I was also surprised by the very public advertisements for sports betting businesses, which are legal here. In one televised game in Almeria, a town in the south of Spain near Valencia, there was an entire advertising ring all of the way around the field advertising an on-line gambling business (and a free 100 Euros to use for the first bets.) It is no wonder that soccer is periodically rocked by match-fixing scandals reaching even to the qualifying matches for the World Cup. While I suppose it is pragmatic to acknowledge and tax gambling, I understand why sports in the United States try so hard to keep their distance from gambling.
Of course, it is not as if the world’s governing body for soccer, FIFA, has clean hands. They hired a former federal prosecutor from New York to investigate allegations of corruption in the selection of Russia to host the next World Cup in 2018 and Qatar!!! in 2022. Not surprisingly, he produced a 400 page report finding exactly that, despite Russia purposely deleting the email communications he asked them for. FIFA then rejected the investigation, claiming not enough evidence (only 20,000 pages worth), and refusing to release the full report because of “promises of confidentiality.” The prosecutor is going to “appeal” this decision within FIFA, but no one really expects FIFA to clean its house. On the other hand, no one expect the millions, if not billions, of the world’s soccer fans to stop watching the matches and cheering for their teams.

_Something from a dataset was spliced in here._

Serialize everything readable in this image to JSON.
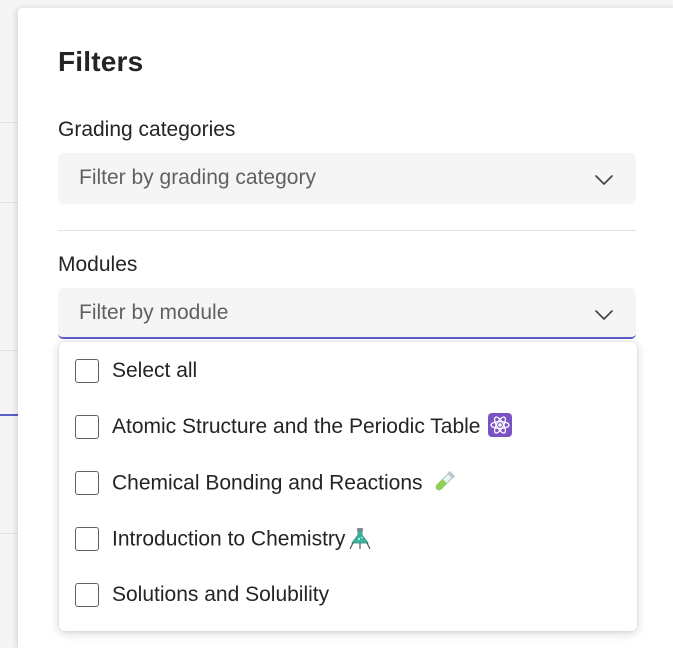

I hope you find these posts, and Sallie’s blog, Rambling Solo, http://ramblingsolo.blogspot.com.es, interesting, and that you keep us in your thoughts.
[Nuremberg is where Rich was stationed as a JAG officer on his second hitch in the army. (See my introduction to the first installment of this series for an explanation of this bit of his bio.)
[The question Rich raises above, “of whether a region of a country can unilaterally separate itself”: I just want to observe something. Ummm . . . didn’t we fight a war over that very question some 150 years ago? Seems our official stance was that a region couldn’t secede. I guess it all depends on whose ox is gored.
[When it comes to the breakdown of Spanish futbol, you’re all on your own. As someone once said in another context: It’s all Greek to me.]